It was a Summoner’s Stone that started the series of events that led to the sundering, the terrible cataclysm that changed the face of South-West Kira in the second age when an evil demon overlord rent the large island called Volentar, causing the South and West of it to break away in a horrific quake that cost the lives of thousands and created the islands now known as Rim, Plor, Quern, Gravasinia, ‘O’, Epipe, Hurch, Dra and Cakadar). This event changed the face of former Usurpia (now called Urvasinia), cataclysmic earthquakes causing mountains to tumble and much of the land to be swallowed by a new sea.
Sadly, The Sundering was largely blamed on the Wytch-Kings, who were (in fact) responsible only for attempting to save the lands from this terrible fate. The misunderstandings led to the great wytch cull that became known in Cyralost’s history as ‘The Burning Times’.
The silver that is worked in to and around the earth elemental summoning stone is forged in to delicate shapes, patterns and effigies by the most talented silversmiths before being magically welded to the slate, stone and agate by a sorcerer of incredible power. Some patterns contain leaves, ivy or floral designs (all wonderfully intricate and highly detailed) whilst others are gathered in to a lattice or spell-ridden sky of stars. The silver can take on a face or the form of an animal or magical beast such as a Gryphon or Unicorn and the nature of the artifact makes it possible to change its design at will to confuse and deter potential thieves or people the stone believes are unworthy of wielding it.
It is able to dull the surfaces so that the silver does not catch the light and when free of its container (usually a spell-locked case of some sort) it can roam free, but only as far as it can roll.
The elemental held within is caged with such powerful magic that it must be subservient to its owner for the duration of one ‘wish’ (the wish will only work with the intent of the elemental’s nature for a specific use, to build or destroy something of rock, mud, stone, earth etc in this case).

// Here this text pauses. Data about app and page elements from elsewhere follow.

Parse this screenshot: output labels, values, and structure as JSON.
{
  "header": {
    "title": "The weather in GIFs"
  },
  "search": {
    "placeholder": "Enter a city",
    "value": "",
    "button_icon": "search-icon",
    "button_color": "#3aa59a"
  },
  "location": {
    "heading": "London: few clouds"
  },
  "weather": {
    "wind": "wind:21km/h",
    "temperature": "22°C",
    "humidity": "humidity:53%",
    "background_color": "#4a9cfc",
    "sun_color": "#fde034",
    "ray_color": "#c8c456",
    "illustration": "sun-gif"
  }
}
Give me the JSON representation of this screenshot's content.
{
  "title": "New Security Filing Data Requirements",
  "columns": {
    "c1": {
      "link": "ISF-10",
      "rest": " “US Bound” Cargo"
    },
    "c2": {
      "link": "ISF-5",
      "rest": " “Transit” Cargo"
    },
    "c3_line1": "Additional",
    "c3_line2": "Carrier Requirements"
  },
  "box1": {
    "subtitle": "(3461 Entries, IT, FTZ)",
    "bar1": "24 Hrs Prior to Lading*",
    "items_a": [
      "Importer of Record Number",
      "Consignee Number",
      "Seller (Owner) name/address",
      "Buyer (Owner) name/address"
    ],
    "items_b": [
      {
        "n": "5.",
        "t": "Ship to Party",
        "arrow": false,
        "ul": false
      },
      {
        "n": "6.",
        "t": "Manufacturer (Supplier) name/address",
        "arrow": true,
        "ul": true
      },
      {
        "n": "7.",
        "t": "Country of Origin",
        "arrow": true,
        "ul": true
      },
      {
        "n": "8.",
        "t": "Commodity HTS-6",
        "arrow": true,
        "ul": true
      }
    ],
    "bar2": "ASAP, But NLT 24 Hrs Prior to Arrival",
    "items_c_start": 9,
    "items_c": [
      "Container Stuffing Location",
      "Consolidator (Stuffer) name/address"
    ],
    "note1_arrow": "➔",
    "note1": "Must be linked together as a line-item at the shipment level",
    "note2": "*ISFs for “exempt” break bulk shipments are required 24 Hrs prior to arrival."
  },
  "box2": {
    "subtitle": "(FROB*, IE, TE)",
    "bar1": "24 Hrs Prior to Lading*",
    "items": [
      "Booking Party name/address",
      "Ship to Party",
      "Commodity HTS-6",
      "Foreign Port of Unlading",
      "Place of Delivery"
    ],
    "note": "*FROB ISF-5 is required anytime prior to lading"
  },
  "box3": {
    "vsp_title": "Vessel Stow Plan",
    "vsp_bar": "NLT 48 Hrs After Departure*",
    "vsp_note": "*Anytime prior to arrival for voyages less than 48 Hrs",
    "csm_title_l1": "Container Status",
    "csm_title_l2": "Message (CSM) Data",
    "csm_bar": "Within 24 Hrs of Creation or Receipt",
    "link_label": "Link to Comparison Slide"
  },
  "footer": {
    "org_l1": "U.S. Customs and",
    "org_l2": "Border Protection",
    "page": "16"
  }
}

Once it has fulfilled its intended destiny, the creature will most likely escape to another plane of existence in search of its own prime-material world but it has been known for one or two elementals to seek vengeance on mankind for its captivity and slavery. There is one document that claims an elemental remained in its owner’s service (after fulfilling his wish) of its own free will and caused tremendous harm to an opposing army.